Cataracts are when the lens, a small transparent disc inside your eye, develops cloudy patches.
Over time these patches usually become bigger causing blurry, misty vision and eventually blindness.
When we're young, our lenses are usually like clear glass, allowing us to see through them. As we get older, they start to become frosted, like bathroom glass, and begin to limit our vision.
Cataracts usually appear in both eyes. They may not necessarily develop at the same time or be the same in each eye.
They're more common in older adults and can affect your ability to carry out daily activities such as driving.
Cataracts can also affect babies and young children.
You should see an optician if you have any of these symptoms:
If you wear glasses, you may feel your lenses are dirty and need cleaning, even when they do not.
Cataracts are not usually painful and do not make your eyes red or irritated, but they can be painful if they're in an advanced stage or if you've got another eye condition.
An optician will do a series of eye tests, including a visual acuity exam, which measures how well you see at various distances.
If the optician thinks you have cataracts, you may be referred to an eye specialist (ophthalmologist) for more tests and treatment.
If your cataracts are not too bad, stronger glasses and brighter reading lights may help for a while.
But cataracts get worse over time, so you'll eventually need surgery to remove and replace the affected lens.
Surgery is the only treatment that's proven to be effective for cataracts.
If you have cataracts, it could affect your ability to drive.
You do not need to tell the DVLA if you have (or previously had) cataracts and you still meet the visual standards for driving.
If you drive a bus, coach or lorry, you do not need to tell the DVLA if you have (or previously had) cataracts and:

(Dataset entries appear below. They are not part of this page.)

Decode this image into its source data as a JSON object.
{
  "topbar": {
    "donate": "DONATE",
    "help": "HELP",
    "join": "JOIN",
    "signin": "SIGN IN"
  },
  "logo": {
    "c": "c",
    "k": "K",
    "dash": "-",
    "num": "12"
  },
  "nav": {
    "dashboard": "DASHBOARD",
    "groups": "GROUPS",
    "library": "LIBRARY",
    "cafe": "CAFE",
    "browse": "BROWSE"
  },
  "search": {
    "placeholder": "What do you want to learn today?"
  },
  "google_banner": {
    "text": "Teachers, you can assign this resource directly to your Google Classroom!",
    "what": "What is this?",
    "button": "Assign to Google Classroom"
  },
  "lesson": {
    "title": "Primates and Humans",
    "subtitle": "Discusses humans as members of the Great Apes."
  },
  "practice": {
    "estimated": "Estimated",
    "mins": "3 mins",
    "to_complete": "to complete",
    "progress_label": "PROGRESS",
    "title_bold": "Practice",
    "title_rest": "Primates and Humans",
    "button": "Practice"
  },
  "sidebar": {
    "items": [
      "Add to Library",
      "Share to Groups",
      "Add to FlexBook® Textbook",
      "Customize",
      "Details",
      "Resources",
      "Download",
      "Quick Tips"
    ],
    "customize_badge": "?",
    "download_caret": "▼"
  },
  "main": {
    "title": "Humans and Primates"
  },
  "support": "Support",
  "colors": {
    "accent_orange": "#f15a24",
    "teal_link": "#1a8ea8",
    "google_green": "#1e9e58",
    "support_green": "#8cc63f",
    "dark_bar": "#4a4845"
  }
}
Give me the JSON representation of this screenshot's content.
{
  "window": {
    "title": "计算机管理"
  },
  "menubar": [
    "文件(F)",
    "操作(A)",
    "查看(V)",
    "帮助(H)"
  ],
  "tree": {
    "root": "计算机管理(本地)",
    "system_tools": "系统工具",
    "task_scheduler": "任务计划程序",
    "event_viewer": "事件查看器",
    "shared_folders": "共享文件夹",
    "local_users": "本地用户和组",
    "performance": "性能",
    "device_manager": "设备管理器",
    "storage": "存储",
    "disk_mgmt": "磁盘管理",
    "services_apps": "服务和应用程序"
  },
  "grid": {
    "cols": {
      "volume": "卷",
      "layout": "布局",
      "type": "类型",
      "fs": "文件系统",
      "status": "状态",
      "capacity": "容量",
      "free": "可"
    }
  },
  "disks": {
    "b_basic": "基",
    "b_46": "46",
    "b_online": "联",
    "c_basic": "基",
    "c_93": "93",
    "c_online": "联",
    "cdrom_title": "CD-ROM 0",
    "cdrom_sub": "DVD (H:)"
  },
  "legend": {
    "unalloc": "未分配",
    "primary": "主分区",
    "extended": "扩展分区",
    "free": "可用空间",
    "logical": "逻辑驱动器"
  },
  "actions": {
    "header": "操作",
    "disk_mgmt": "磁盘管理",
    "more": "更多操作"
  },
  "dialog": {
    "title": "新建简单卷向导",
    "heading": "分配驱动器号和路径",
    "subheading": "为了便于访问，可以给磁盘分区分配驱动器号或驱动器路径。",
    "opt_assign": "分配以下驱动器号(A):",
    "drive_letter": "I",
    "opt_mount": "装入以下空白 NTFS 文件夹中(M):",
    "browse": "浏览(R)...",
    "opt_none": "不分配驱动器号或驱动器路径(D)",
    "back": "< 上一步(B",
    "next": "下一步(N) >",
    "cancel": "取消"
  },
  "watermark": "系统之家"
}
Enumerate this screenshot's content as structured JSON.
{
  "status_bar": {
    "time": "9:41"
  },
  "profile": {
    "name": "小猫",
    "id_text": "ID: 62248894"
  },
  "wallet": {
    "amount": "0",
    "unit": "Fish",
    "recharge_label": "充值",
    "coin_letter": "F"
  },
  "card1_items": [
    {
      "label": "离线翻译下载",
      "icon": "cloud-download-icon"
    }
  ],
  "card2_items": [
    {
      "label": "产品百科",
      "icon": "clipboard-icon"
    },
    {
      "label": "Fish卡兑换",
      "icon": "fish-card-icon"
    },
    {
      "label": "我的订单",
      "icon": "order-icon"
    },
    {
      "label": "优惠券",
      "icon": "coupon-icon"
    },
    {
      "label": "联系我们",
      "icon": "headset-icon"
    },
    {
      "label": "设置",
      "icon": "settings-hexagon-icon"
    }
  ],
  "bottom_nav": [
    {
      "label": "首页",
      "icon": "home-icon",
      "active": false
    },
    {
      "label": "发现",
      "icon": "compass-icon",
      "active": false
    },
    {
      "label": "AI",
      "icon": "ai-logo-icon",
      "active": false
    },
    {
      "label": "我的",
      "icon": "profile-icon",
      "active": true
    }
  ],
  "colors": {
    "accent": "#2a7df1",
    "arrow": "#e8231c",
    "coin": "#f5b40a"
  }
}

It's not entirely clear why we're more likely to develop cataracts as we get older, but some things may increase your risk of cataracts, including: